IUBio Biosequences .. Software .. Molbio soft .. Network News .. FTP


Russell Mast mastrd at ctrvax.Vanderbilt.edu
Sat Oct 9 15:02:18 EST 1993

In article <199310081700.AA06805 at kepler.unh.edu>, dmn at kepler.unh.edu
(There's a seeker born every minute.) wrote:

This is likely not the proper forum for this discussion, so I'll try to
keep this brief.

>    Have you ever heard of the MK-ULTRA project? (not that it involved
> funding cutting) I suspect those scientists involved w/that project
> (if it in fact existed) didn't feel free to openly discuss it.

I can imagine that the gov't and/or individual scientists occasionally
engage in such shenanigans.  I can't imagine that any individual (scientist
or otherwise) with the lack of ethics and simple-mindedness that would be
required to participate in these studies would ever care to discuss their
results here anyway.  Fear isn't what would keep them from posting.

>    Would you hold .... anything Uncle Sammy
> funds... neuroscientists can speak freely about with impunity?

Uh, actually, yeah.  I think that science in this country is probably a
heck of a lot more boring than you'd imagine.  (I love my field and I enjoy
my work.  I find the prospects for the application of my research exciting.
 But not dangerous.)  

I think it's possible, perhaps even likely, that some weird factions within
our government have tried to use science for nefarious politcal reasons. 
(If Ollie North had money for the contras, maybe he has some for crooked
scientists.)  But, I would assert that virtually no data of any scientific
interest will have come from this.  Occasionally, art is abused by
governments in order to further some weird political goals.  The artists
involved are almost exclusively hacks who make bad art.  I think that this
would be far more true of scientists involved in weird
politically-motivated science.  Any such research is being conducted by
buffoons, whose goals do not include truthfulness.  As such, any such work
is crap, and only meaningful to politicians.  

As such, it doesn't belong in this newsgroup.  (Sorry if this also

>     What I'm saying is that I suspect there's a lot going on in
> neuroscience that simply won't be discussed by neuroscientists
> publically.   Perhaps with good reason. 

Rest your suspicions.  Most of the secrets that real scientists have
involves sexual infidelity, departmental politics, and trying to spend
moneys earmarked for "supplies" on things which are categorized as
"equipment".  Unless you've got a burning interest in a particular field,
science isn't terribly exciting.  (Fortunately, I have such an interest.)

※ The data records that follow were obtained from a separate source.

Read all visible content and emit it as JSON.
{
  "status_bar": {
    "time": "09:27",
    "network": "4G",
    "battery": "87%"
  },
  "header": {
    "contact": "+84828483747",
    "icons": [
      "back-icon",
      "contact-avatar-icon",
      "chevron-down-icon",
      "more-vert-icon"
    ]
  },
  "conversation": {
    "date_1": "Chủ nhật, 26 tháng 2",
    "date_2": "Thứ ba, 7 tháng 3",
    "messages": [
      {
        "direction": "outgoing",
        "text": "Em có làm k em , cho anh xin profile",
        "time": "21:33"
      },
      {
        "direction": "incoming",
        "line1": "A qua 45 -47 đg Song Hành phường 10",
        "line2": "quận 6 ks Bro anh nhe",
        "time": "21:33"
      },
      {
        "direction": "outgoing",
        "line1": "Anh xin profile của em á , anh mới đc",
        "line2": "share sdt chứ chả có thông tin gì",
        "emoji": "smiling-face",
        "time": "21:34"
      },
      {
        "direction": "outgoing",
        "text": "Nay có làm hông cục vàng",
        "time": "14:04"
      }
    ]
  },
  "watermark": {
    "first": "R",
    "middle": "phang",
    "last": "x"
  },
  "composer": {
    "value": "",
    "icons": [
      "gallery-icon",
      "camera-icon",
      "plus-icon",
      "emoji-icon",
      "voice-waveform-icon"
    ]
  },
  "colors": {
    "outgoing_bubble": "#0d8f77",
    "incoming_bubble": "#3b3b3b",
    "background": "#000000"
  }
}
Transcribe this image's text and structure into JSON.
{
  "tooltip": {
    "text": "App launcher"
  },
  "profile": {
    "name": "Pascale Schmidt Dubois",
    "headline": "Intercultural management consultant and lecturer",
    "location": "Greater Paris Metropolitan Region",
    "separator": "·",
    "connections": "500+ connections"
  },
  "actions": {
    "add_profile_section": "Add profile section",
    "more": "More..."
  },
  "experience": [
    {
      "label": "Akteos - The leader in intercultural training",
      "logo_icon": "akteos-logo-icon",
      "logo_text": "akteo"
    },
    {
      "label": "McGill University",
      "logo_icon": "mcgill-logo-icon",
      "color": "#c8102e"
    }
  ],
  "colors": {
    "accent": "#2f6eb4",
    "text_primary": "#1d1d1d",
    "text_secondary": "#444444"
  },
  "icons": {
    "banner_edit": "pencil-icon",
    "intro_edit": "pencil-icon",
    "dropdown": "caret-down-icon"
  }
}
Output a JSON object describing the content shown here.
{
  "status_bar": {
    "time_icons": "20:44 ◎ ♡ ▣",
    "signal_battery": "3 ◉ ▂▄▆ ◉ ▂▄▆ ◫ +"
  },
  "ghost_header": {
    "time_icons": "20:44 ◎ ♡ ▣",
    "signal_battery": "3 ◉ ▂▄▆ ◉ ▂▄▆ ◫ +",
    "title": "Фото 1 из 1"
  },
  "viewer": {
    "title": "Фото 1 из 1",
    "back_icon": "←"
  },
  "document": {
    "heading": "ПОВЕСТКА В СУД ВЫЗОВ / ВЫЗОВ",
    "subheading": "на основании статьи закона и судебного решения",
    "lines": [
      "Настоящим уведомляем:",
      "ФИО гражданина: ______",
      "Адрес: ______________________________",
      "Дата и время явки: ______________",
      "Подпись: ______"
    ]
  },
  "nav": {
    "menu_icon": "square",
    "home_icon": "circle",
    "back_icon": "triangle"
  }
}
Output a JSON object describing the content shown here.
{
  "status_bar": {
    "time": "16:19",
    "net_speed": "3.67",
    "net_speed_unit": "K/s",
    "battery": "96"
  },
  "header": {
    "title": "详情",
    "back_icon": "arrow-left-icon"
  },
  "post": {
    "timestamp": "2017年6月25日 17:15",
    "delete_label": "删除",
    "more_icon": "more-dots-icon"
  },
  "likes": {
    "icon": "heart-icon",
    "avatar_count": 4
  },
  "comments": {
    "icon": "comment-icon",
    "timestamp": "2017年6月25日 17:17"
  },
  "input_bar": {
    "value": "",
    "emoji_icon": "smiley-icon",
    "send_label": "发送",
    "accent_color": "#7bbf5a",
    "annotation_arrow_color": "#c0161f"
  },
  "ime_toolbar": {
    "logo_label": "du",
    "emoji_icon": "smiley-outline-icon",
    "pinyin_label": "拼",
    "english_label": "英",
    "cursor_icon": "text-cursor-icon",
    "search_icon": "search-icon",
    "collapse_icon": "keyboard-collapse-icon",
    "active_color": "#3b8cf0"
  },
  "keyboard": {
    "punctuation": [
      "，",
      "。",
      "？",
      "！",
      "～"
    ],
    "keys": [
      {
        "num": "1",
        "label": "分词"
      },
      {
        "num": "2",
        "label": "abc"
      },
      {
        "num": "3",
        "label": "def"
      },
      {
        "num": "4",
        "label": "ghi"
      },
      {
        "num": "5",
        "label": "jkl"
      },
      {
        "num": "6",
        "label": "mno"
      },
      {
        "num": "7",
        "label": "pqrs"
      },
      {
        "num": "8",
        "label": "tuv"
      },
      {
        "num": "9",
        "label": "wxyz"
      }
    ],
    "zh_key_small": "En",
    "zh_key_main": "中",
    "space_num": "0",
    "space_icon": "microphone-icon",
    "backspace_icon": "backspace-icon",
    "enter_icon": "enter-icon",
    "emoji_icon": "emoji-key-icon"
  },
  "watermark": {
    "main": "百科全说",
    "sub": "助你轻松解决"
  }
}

> I'm also saying that I'd 
> like to see some real neuroscientists discuss this more speculative,
> para-neuroscience stuff (para in the sense of beside... not in the
> sense that suggests anything outside of the materialist's world
> view) 

That would be a topic appropriate for this newsgroup.

>     If anyone can suggest a good book refuting neuroscience/mind-control
> fringe theories, I'd appreciate it. If my concerns are groundless, fine.
> If not, I don't want to wait another 30 years to find out what the
> state of the art in behavior manipulation is.

The state of the art in behavior manipulation is utilized on a daily basis
by the advertising industry.  The people to talk to are, alas, not
neuroscientists but social psychologists.  Peer pressure and simple operant
conditioning continue to be far more powerful tools than anything
neurscience could present (or even augment) any time in the foreseeable

The fluoride in your water is to prevent tooth decay.  The "New World
Order" is a PR gimmick, not a plot.  And NAFTA is something so confusing
even it's author's have no clue what it might lead to.  The people who are
trying to manipulate your behavior are generally far less clever than
anyone would think, and are simply trying to make a buck or stroke their
ego.  Television and alcohol are far greater threats to your independence
than all of science and government combined.

-Russell Mast

ps.  I said I'd keep this brief.  Good thing I'm not being graded on that.

More information about the Neur-sci mailing list

Send comments to us at biosci-help [At] net.bio.net